The Solution

To give a preview on how the solution to the example looks like, we start rewriting the two functions f1 and f2.

function f1(x) {
   return x > 10 ? some(x) : none
function f2(x, y) {
  return y === 0 ? none : some(x / y)

As it can easily be seen we just used the function some to flag the result correct and otherwise return the value none (We will see how both are defined in a second).

The chaining of the method calls now can be expressed in terms of for-loops:

for (let x of f1(rand()))
for (let y of f1(rand()))
for (let res of f2(x, y))
  console.log( res );

Pure awesomeness. Let’s see how this can be achieved.

The Implementation

function Option(value) {
  this.value = value;
  this.some = arguments.length == 1
Option.prototype.iterator = function () {
  if (this.some) yield this.value
const none = Option.none = new Option()
const some = Option.some = v => new Option(v)

At first we create some constructor function Option that takes an optional value to store. Whether or not a value has been passed is saved in the property this.some. The true ‘magic’ then happens in the prototype function iterator which is called internally by for-loops and spread operators.

It basically works the same way as returning a singleton array [x] for some(x) and an empty array [] for none.

So let’s dig into this a little bit deeper and redefine some and none in terms of arrays:

var some = function(v) { return [v]; };
var none = [];

// In ES6
const some = (v) => [v]
const none = Object.freeze([])

The amazing fact: The above version is of course backwards compatible to ES3. And it also works out of the box with the ES5/6 collections and libraries such as underscore.js.

> some(3).map( x => x + 2 )
> x => x / 2 )

Lessons Learned

Refactoring code like return is_true ? result : undefined into return is_true ? [result] : [] allows callers to write programs in a more functional way without loosing backwards compatibility.

Other Examples

Spread operator

console.log( [1, 2, ...some(3), ...none, 4] )

for comprehensions

[x + y for( x of some(3)) for(y of some(6))]


The solution is an encoding inspired by scala’s for-comprehensions. Sadly ES6 does not desugar “for-loops” into plain method calls and anonymous functions like in scala. So hacking the for syntax is rather restricted. The easiest encoding using empty and singleton arrays for none and some offers the advantage that using list comprehensions the result is automatically wrapped up in the correct type.

> [x + y for( x of some(3)) for(y of none)]


> for (let x of some(3))
> for (let y of none)
>  x + y

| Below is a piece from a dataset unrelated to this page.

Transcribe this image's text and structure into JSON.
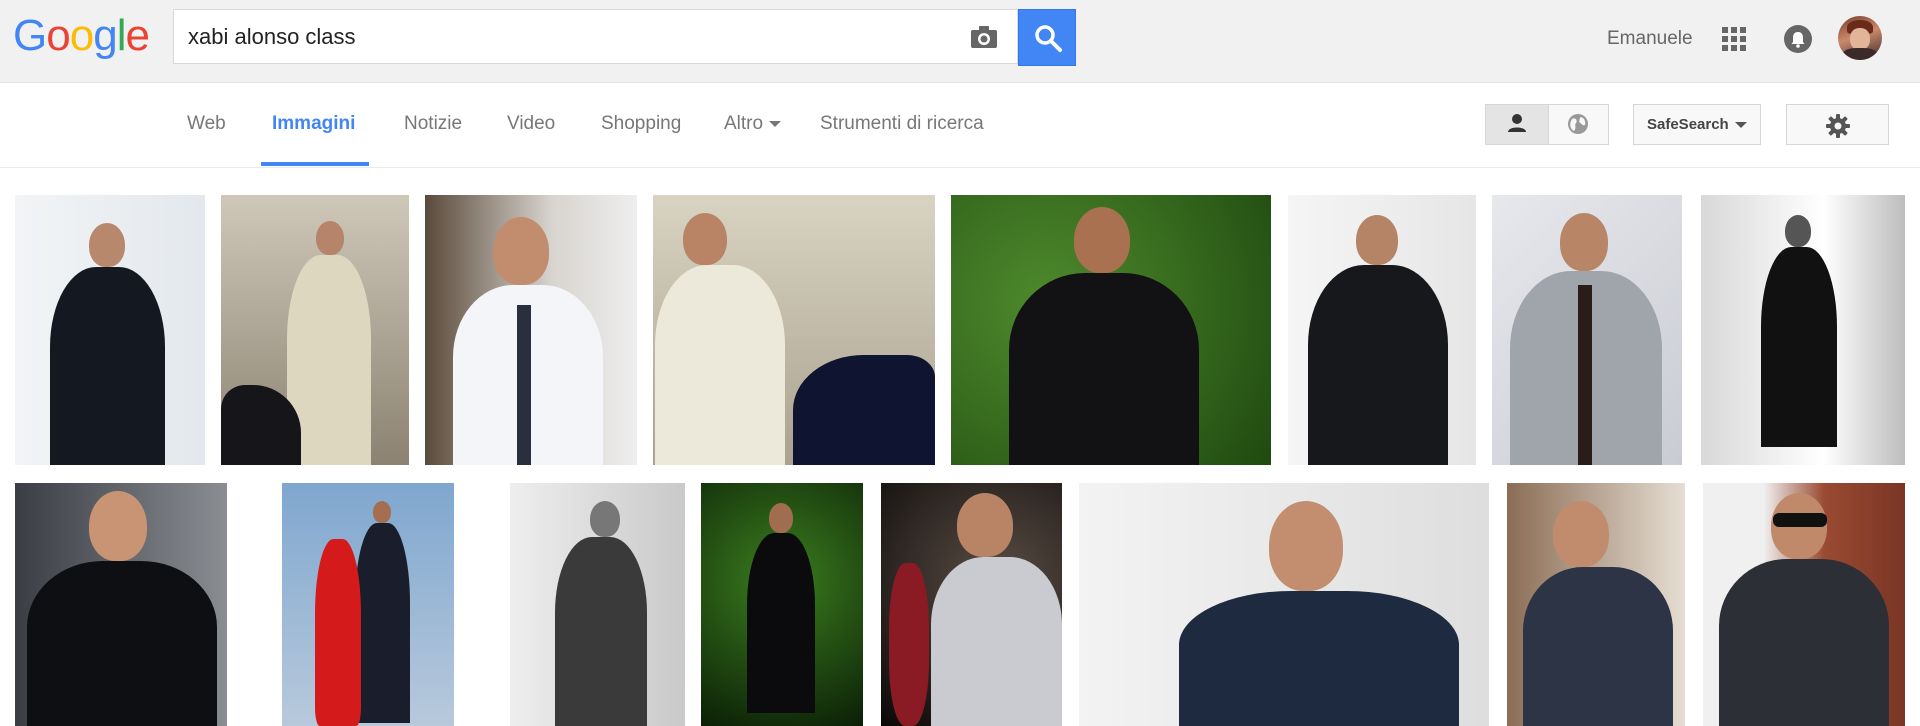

yields nothing since for is a statement and not an expression.

Nevertheless, I think both ways (the Option function and the array encoding) offer great advantages over the common imperative idiom.